Crops were important to the southern economy. Because they did so well farming, the southerners did not make many tools or household goods. They grew large crops of tobacco, corn, rice and wheat, which people wanted in England. In the 1600s, tobacco was very important. It was the most valuable export. The tobacco was put in barrels, shipped to England and sold. Most Maryland people grew tobacco on small farms. Sometimes, whole plantations depended on the tobacco crop. With money from tobacco, plantation owners could live a good life. The Southern Colonies primarily depended on cotton and tobacco plantations. As the plantations grew they had to employ black slaves. The plantations were fully self contained with their own blacksmith, teachers and professionals. So there were no big cities or towns. The Southern Colonies had a strict three class system: upper class rich plantation owners, middle class small plantation owners, lower class poor whites and a population of Negroes of "no" class.

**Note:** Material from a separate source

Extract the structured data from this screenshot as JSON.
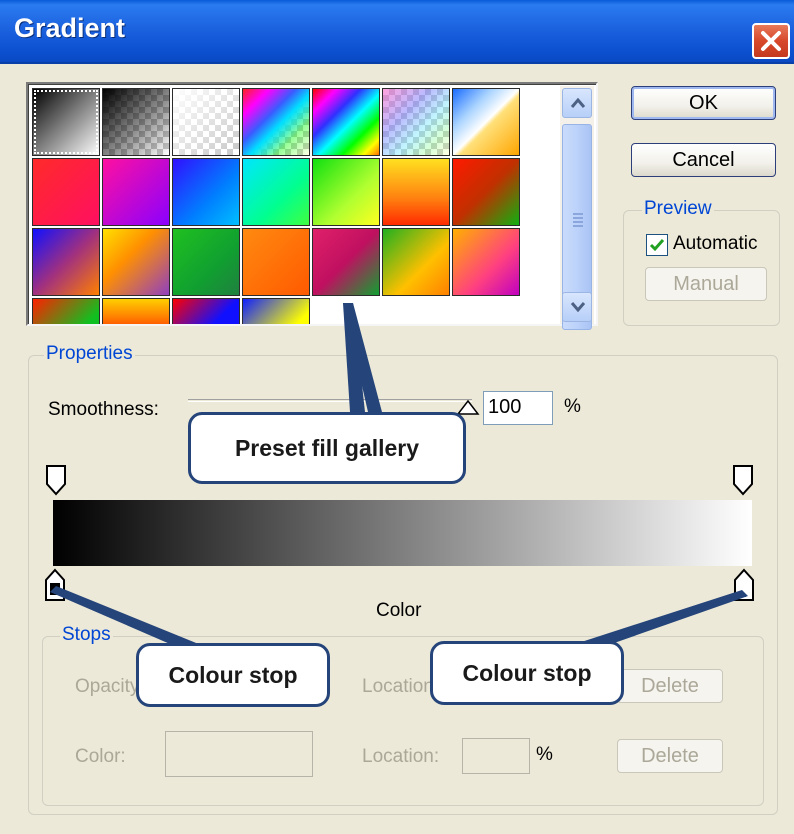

As can be seen socially all three sets of colonies were different. Yeoman farmers, who worked smaller tracts of land, sat in popular assemblies and found their way into political office. Their outspoken independence was a constant warning to the oligarchy of planters not to encroach too far upon the rights of free men. By the early 18th century, colonial legislatures held two significant powers: the right to vote on taxes and expenditures, and the right to initiate legislation rather than merely act on proposals of the governor. The legislatures used these rights to check the power of royal governors and to pass other measures to expand their power and influence. In time, the center of colonial administration shifted from London to the provincial capitals.